What is needed: Copy the result of filtering the entries below for lines that include the string "property".

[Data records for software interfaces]
--- START ---
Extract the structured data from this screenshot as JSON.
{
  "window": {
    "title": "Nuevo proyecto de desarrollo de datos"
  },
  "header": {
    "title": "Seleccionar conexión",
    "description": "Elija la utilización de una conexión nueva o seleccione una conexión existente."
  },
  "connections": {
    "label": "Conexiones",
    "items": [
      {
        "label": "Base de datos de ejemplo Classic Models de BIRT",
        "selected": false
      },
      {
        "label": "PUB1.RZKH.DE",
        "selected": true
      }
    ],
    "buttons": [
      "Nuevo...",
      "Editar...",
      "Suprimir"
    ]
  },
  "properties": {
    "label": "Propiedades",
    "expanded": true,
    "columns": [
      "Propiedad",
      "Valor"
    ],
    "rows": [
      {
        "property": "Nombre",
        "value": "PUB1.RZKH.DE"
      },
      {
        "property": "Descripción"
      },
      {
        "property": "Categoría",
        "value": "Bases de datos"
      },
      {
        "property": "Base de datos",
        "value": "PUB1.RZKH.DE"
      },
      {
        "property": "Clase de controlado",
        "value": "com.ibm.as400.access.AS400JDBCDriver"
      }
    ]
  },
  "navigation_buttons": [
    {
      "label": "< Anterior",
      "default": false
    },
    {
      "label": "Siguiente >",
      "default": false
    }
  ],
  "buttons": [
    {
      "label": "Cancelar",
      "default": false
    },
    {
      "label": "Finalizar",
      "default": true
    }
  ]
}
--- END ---
Solution to the problem:
        "property": "Nombre",
        "property": "Descripción"
        "property": "Categoría",
        "property": "Base de datos",
        "property": "Clase de controlado",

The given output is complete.